Presented from Issue 112, October 2014
So said Izaak Walton in the 1600s. It seems that Burnie’s Hannah Ledger has combined angling with art rather well. Hannah is a fish fanatic, outdoor enthusiast and budding, self-taught artist. From as young as she can remember, she has always had crayon in hand, colouring book under arm and as she’s grown as a painter, jars full of paintbrushes and cupboards full of ready-to-go blank canvas’.
A country girl at heart, Hannah was schooled at Yolla District High School, a small ‘farm’ school in the states North West, then went on to Hellyer College where she was given the opportunity to really grow her art skills; And by grow, that meant skipping the classes that would probably have more an impact of getting her somewhere in life, like English and Math to spend every spare minute with the art teacher, painting or drawing.
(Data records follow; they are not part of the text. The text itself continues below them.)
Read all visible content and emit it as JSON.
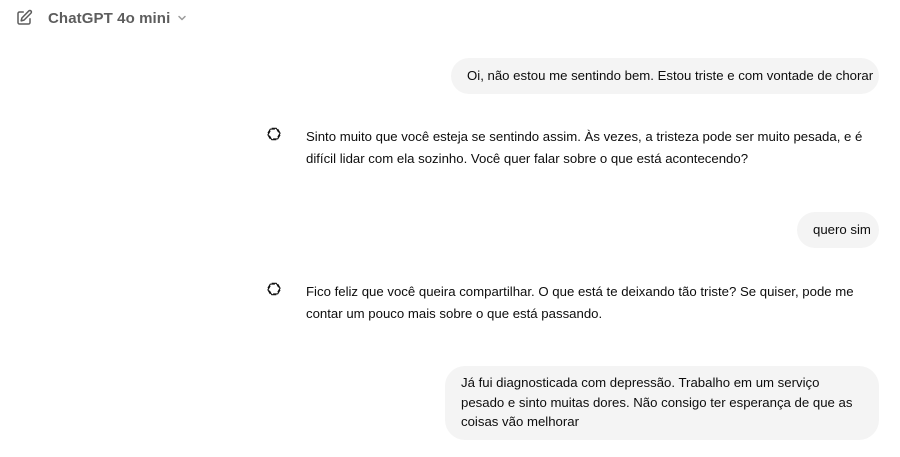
{
  "header": {
    "model_name": "ChatGPT 4o mini",
    "edit_icon": "new-chat-icon",
    "chevron_icon": "chevron-down-icon"
  },
  "messages": [
    {
      "role": "user",
      "text": "Oi, não estou me sentindo bem. Estou triste e com vontade de chorar"
    },
    {
      "role": "assistant",
      "icon": "openai-logo-icon",
      "text": "Sinto muito que você esteja se sentindo assim. Às vezes, a tristeza pode ser muito pesada, e é difícil lidar com ela sozinho. Você quer falar sobre o que está acontecendo?"
    },
    {
      "role": "user",
      "text": "quero sim"
    },
    {
      "role": "assistant",
      "icon": "openai-logo-icon",
      "text": "Fico feliz que você queira compartilhar. O que está te deixando tão triste? Se quiser, pode me contar um pouco mais sobre o que está passando."
    },
    {
      "role": "user",
      "text": "Já fui diagnosticada com depressão. Trabalho em um serviço pesado e sinto muitas dores. Não consigo ter esperança de que as coisas vão melhorar"
    }
  ],
  "colors": {
    "user_bubble_bg": "#f4f4f4",
    "text": "#0d0d0d",
    "header_text": "#5d5d5d"
  }
}
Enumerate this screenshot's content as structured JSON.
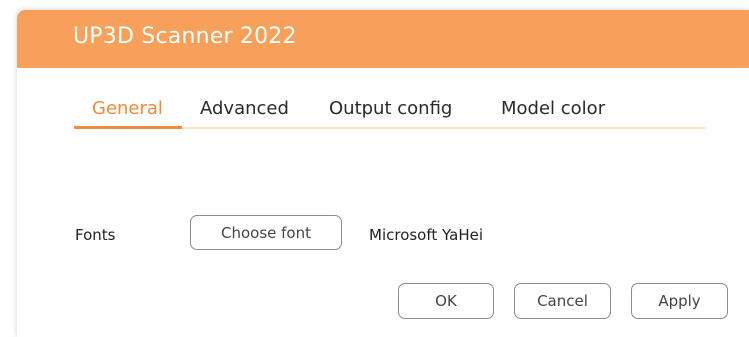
{
  "window": {
    "title": "UP3D Scanner 2022"
  },
  "tabs": [
    {
      "label": "General",
      "active": true
    },
    {
      "label": "Advanced",
      "active": false
    },
    {
      "label": "Output config",
      "active": false
    },
    {
      "label": "Model color",
      "active": false
    }
  ],
  "general": {
    "fonts_label": "Fonts",
    "choose_font_label": "Choose font",
    "current_font": "Microsoft YaHei"
  },
  "footer": {
    "ok_label": "OK",
    "cancel_label": "Cancel",
    "apply_label": "Apply"
  },
  "colors": {
    "titlebar": "#f7a05a",
    "accent": "#f28a3c",
    "tab_rule": "#fde2cb"
  }
}
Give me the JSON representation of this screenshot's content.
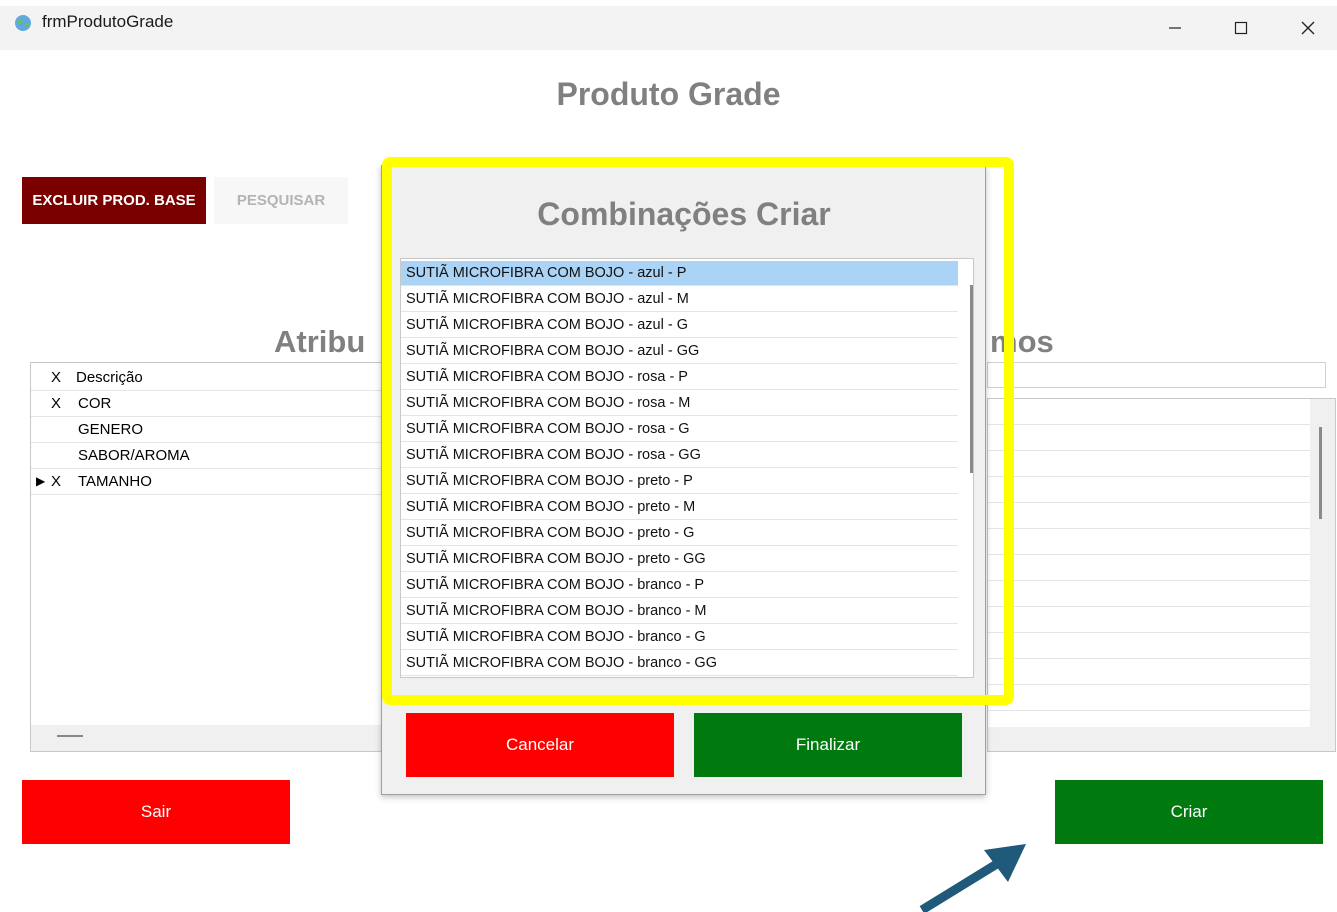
{
  "window": {
    "title": "frmProdutoGrade"
  },
  "page": {
    "title": "Produto Grade"
  },
  "toolbar": {
    "delete_label": "EXCLUIR PROD. BASE",
    "search_label": "PESQUISAR"
  },
  "attributes": {
    "heading": "Atribu",
    "col_x": "X",
    "col_desc": "Descrição",
    "rows": [
      {
        "x": "X",
        "label": "COR"
      },
      {
        "x": "",
        "label": "GENERO"
      },
      {
        "x": "",
        "label": "SABOR/AROMA"
      },
      {
        "x": "X",
        "label": "TAMANHO"
      }
    ]
  },
  "right_panel": {
    "heading": "mos"
  },
  "dialog": {
    "title": "Combinações Criar",
    "items": [
      "SUTIÃ MICROFIBRA COM BOJO - azul - P",
      "SUTIÃ MICROFIBRA COM BOJO - azul - M",
      "SUTIÃ MICROFIBRA COM BOJO - azul - G",
      "SUTIÃ MICROFIBRA COM BOJO - azul - GG",
      "SUTIÃ MICROFIBRA COM BOJO - rosa - P",
      "SUTIÃ MICROFIBRA COM BOJO - rosa - M",
      "SUTIÃ MICROFIBRA COM BOJO - rosa - G",
      "SUTIÃ MICROFIBRA COM BOJO - rosa - GG",
      "SUTIÃ MICROFIBRA COM BOJO - preto - P",
      "SUTIÃ MICROFIBRA COM BOJO - preto - M",
      "SUTIÃ MICROFIBRA COM BOJO - preto - G",
      "SUTIÃ MICROFIBRA COM BOJO - preto - GG",
      "SUTIÃ MICROFIBRA COM BOJO - branco - P",
      "SUTIÃ MICROFIBRA COM BOJO - branco - M",
      "SUTIÃ MICROFIBRA COM BOJO - branco - G",
      "SUTIÃ MICROFIBRA COM BOJO - branco - GG"
    ],
    "cancel_label": "Cancelar",
    "finish_label": "Finalizar"
  },
  "buttons": {
    "exit_label": "Sair",
    "create_label": "Criar"
  },
  "colors": {
    "red": "#ff0000",
    "green": "#007a0e",
    "dark_red": "#7a0000",
    "highlight": "#ffff00",
    "arrow": "#1f5a7a",
    "selection": "#aad3f6"
  }
}
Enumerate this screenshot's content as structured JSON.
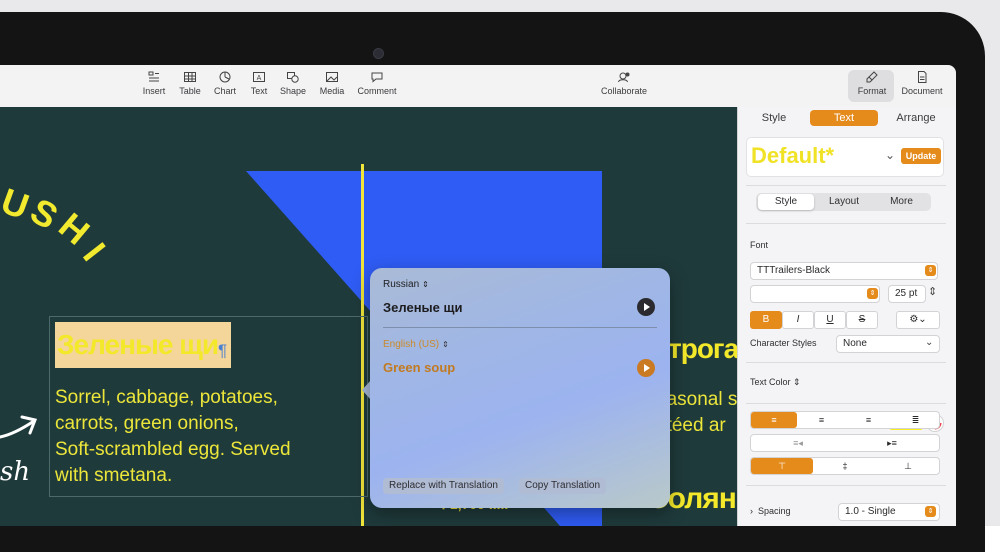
{
  "toolbar": {
    "items": [
      {
        "label": "Insert",
        "icon": "insert-icon"
      },
      {
        "label": "Table",
        "icon": "table-icon"
      },
      {
        "label": "Chart",
        "icon": "chart-icon"
      },
      {
        "label": "Text",
        "icon": "text-icon"
      },
      {
        "label": "Shape",
        "icon": "shape-icon"
      },
      {
        "label": "Media",
        "icon": "media-icon"
      },
      {
        "label": "Comment",
        "icon": "comment-icon"
      }
    ],
    "collaborate": "Collaborate",
    "format": "Format",
    "document": "Document"
  },
  "canvas": {
    "sushi_letters": [
      "U",
      "S",
      "H",
      "I"
    ],
    "heading": "Зеленые щи",
    "pilcrow": "¶",
    "body_lines": [
      "Sorrel, cabbage, potatoes,",
      "carrots, green onions,",
      "Soft-scrambled egg. Served",
      "with smetana."
    ],
    "price": "₽1,700 .....",
    "right_heading": "трога",
    "right_body_lines": [
      "easonal s",
      "utéed ar"
    ],
    "right_heading2": "Солян",
    "script_fragment": "sh",
    "colors": {
      "background": "#1f3a3b",
      "accent_yellow": "#f0e53a",
      "triangle_blue": "#2f5cf4"
    }
  },
  "translation_popover": {
    "source_language": "Russian",
    "source_text": "Зеленые щи",
    "target_language": "English (US)",
    "target_text": "Green soup",
    "replace_button": "Replace with Translation",
    "copy_button": "Copy Translation"
  },
  "inspector": {
    "tabs": [
      "Style",
      "Text",
      "Arrange"
    ],
    "active_tab": "Text",
    "paragraph_style": "Default*",
    "update_button": "Update",
    "subtabs": [
      "Style",
      "Layout",
      "More"
    ],
    "active_subtab": "Style",
    "font_label": "Font",
    "font_family": "TTTrailers-Black",
    "font_size": "25 pt",
    "format_buttons": [
      "B",
      "I",
      "U",
      "S"
    ],
    "character_styles_label": "Character Styles",
    "character_styles_value": "None",
    "text_color_label": "Text Color",
    "text_color": "#f7ee1f",
    "spacing_label": "Spacing",
    "spacing_value": "1.0 - Single",
    "accent_color": "#e48b1c"
  }
}
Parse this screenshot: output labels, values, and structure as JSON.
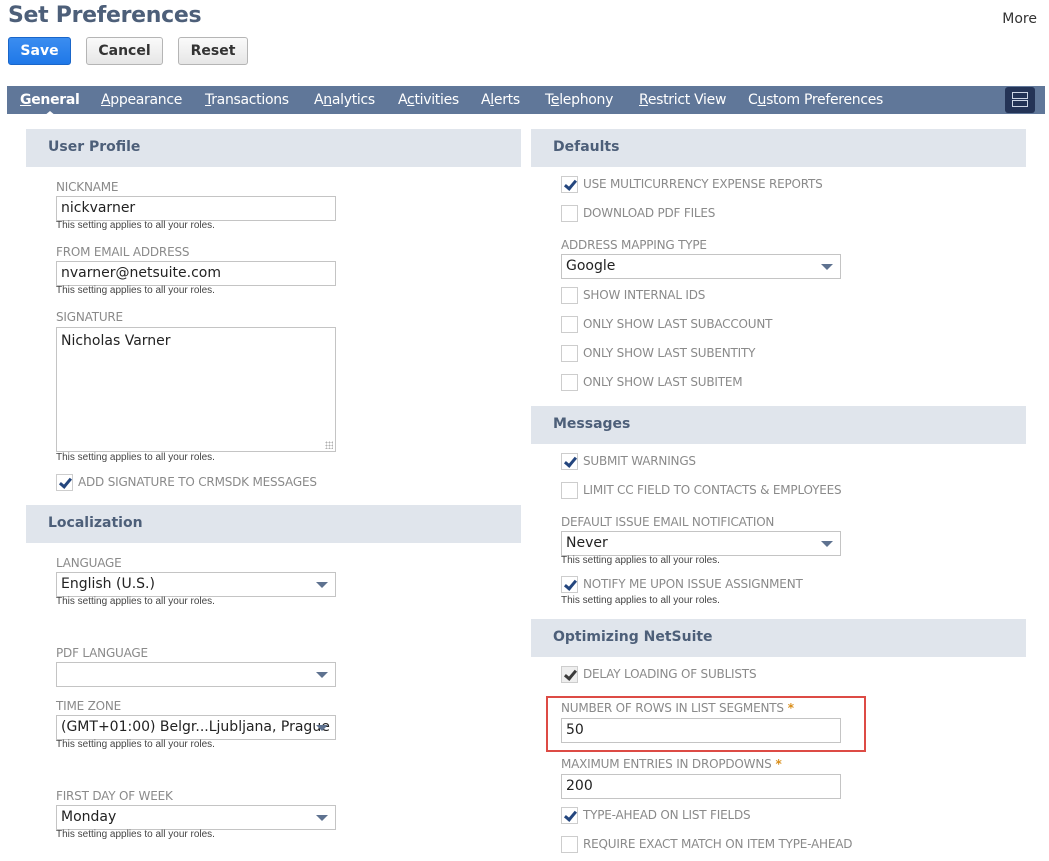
{
  "header": {
    "title": "Set Preferences",
    "more_label": "More",
    "buttons": {
      "save": "Save",
      "cancel": "Cancel",
      "reset": "Reset"
    },
    "colors": {
      "primary_button": "#1f78e8",
      "tabbar": "#607799",
      "section_header_bg": "#e0e5ec",
      "highlight": "#dd4b45"
    }
  },
  "tabs": [
    {
      "label": "General",
      "access_key": "G",
      "rest": "eneral",
      "prefix": "",
      "active": true
    },
    {
      "label": "Appearance",
      "prefix": "",
      "access_key": "A",
      "rest": "ppearance",
      "active": false
    },
    {
      "label": "Transactions",
      "prefix": "",
      "access_key": "T",
      "rest": "ransactions",
      "active": false
    },
    {
      "label": "Analytics",
      "prefix": "A",
      "access_key": "n",
      "rest": "alytics",
      "active": false
    },
    {
      "label": "Activities",
      "prefix": "A",
      "access_key": "c",
      "rest": "tivities",
      "active": false
    },
    {
      "label": "Alerts",
      "prefix": "A",
      "access_key": "l",
      "rest": "erts",
      "active": false
    },
    {
      "label": "Telephony",
      "prefix": "T",
      "access_key": "e",
      "rest": "lephony",
      "active": false
    },
    {
      "label": "Restrict View",
      "prefix": "",
      "access_key": "R",
      "rest": "estrict View",
      "active": false
    },
    {
      "label": "Custom Preferences",
      "prefix": "C",
      "access_key": "u",
      "rest": "stom Preferences",
      "active": false
    }
  ],
  "help_text": "This setting applies to all your roles.",
  "user_profile": {
    "title": "User Profile",
    "nickname": {
      "label": "Nickname",
      "value": "nickvarner"
    },
    "from_email": {
      "label": "From Email Address",
      "value": "nvarner@netsuite.com"
    },
    "signature": {
      "label": "Signature",
      "value": "Nicholas Varner"
    },
    "add_signature": {
      "label": "Add Signature to CRMSDK Messages",
      "checked": true
    }
  },
  "localization": {
    "title": "Localization",
    "language": {
      "label": "Language",
      "value": "English (U.S.)"
    },
    "pdf_language": {
      "label": "PDF Language",
      "value": ""
    },
    "time_zone": {
      "label": "Time Zone",
      "value": "(GMT+01:00) Belgr...Ljubljana, Prague"
    },
    "first_day_of_week": {
      "label": "First Day of Week",
      "value": "Monday"
    }
  },
  "defaults": {
    "title": "Defaults",
    "use_multicurrency": {
      "label": "Use Multicurrency Expense Reports",
      "checked": true
    },
    "download_pdf": {
      "label": "Download PDF Files",
      "checked": false
    },
    "address_mapping": {
      "label": "Address Mapping Type",
      "value": "Google"
    },
    "show_internal_ids": {
      "label": "Show Internal IDs",
      "checked": false
    },
    "only_last_subaccount": {
      "label": "Only Show Last Subaccount",
      "checked": false
    },
    "only_last_subentity": {
      "label": "Only Show Last Subentity",
      "checked": false
    },
    "only_last_subitem": {
      "label": "Only Show Last Subitem",
      "checked": false
    }
  },
  "messages": {
    "title": "Messages",
    "submit_warnings": {
      "label": "Submit Warnings",
      "checked": true
    },
    "limit_cc": {
      "label": "Limit CC Field to Contacts & Employees",
      "checked": false
    },
    "default_issue_email": {
      "label": "Default Issue Email Notification",
      "value": "Never"
    },
    "notify_issue_assignment": {
      "label": "Notify Me Upon Issue Assignment",
      "checked": true
    }
  },
  "optimizing": {
    "title": "Optimizing NetSuite",
    "delay_sublists": {
      "label": "Delay Loading of Sublists",
      "checked": true,
      "disabled": true
    },
    "rows_in_list_segments": {
      "label": "Number of Rows in List Segments",
      "required_mark": "*",
      "value": "50",
      "highlighted": true
    },
    "max_dropdown_entries": {
      "label": "Maximum Entries in Dropdowns",
      "required_mark": "*",
      "value": "200"
    },
    "type_ahead": {
      "label": "Type-Ahead on List Fields",
      "checked": true
    },
    "exact_match_type_ahead": {
      "label": "Require Exact Match on Item Type-Ahead",
      "checked": false
    }
  }
}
As typical teenagers do, they make poor decisions- and after being accepted in to one of the countries top art schools, turned down the offer and decided to move to the big island, where she lived for 5 years working in what seemed ‘dead end’ retail.Read more ...